[[ Exercise input, beginning ]]

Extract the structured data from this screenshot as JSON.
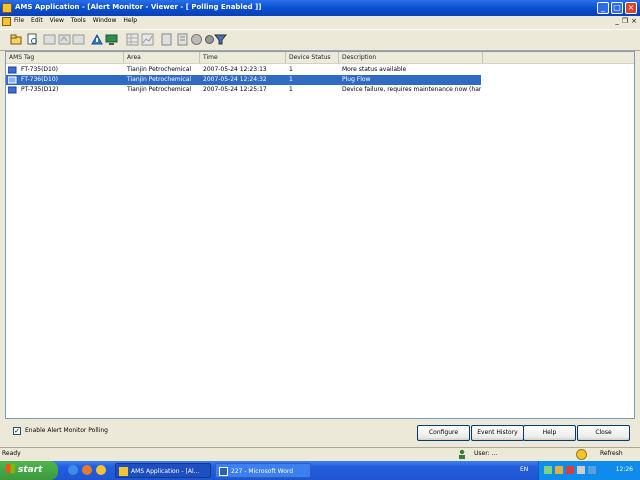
{
  "window": {
    "title": "AMS Application - [Alert Monitor - Viewer - [ Polling Enabled ]]",
    "controls": [
      "minimize",
      "maximize",
      "close"
    ]
  },
  "menu": {
    "items": [
      "File",
      "Edit",
      "View",
      "Tools",
      "Window",
      "Help"
    ],
    "mdi_controls": [
      "_",
      "❐",
      "×"
    ]
  },
  "toolbar": {
    "icons": [
      "open-icon",
      "print-preview-icon",
      "tool-a-icon",
      "tool-b-icon",
      "tool-c-icon",
      "alert-icon",
      "monitor-icon",
      "grid-icon",
      "chart-icon",
      "tag-icon",
      "doc-icon",
      "globe-icon",
      "settings-icon",
      "filter-icon"
    ]
  },
  "table": {
    "columns": [
      "AMS Tag",
      "Area",
      "Time",
      "Device Status",
      "Description"
    ],
    "rows": [
      {
        "tag": "FT-735(D10)",
        "area": "Tianjin Petrochemical",
        "time": "2007-05-24 12:23:13",
        "status": "1",
        "description": "More status available",
        "selected": false
      },
      {
        "tag": "FT-736(D10)",
        "area": "Tianjin Petrochemical",
        "time": "2007-05-24 12:24:32",
        "status": "1",
        "description": "Plug Flow",
        "selected": true
      },
      {
        "tag": "PT-735(D12)",
        "area": "Tianjin Petrochemical",
        "time": "2007-05-24 12:25:17",
        "status": "1",
        "description": "Device failure, requires maintenance now (hard)",
        "selected": false
      }
    ]
  },
  "footer": {
    "checkbox_label": "Enable Alert Monitor Polling",
    "checkbox_checked": true,
    "buttons": {
      "configure": "Configure",
      "event_history": "Event History",
      "help": "Help",
      "close": "Close"
    }
  },
  "status": {
    "text": "Ready",
    "user": "User: ...",
    "refresh": "Refresh"
  },
  "taskbar": {
    "start": "start",
    "tasks": [
      "AMS Application - [Al...",
      "227 - Microsoft Word"
    ],
    "lang": "EN",
    "clock": "12:26"
  }
}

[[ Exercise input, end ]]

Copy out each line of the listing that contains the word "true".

        "selected": true
    "checkbox_checked": true,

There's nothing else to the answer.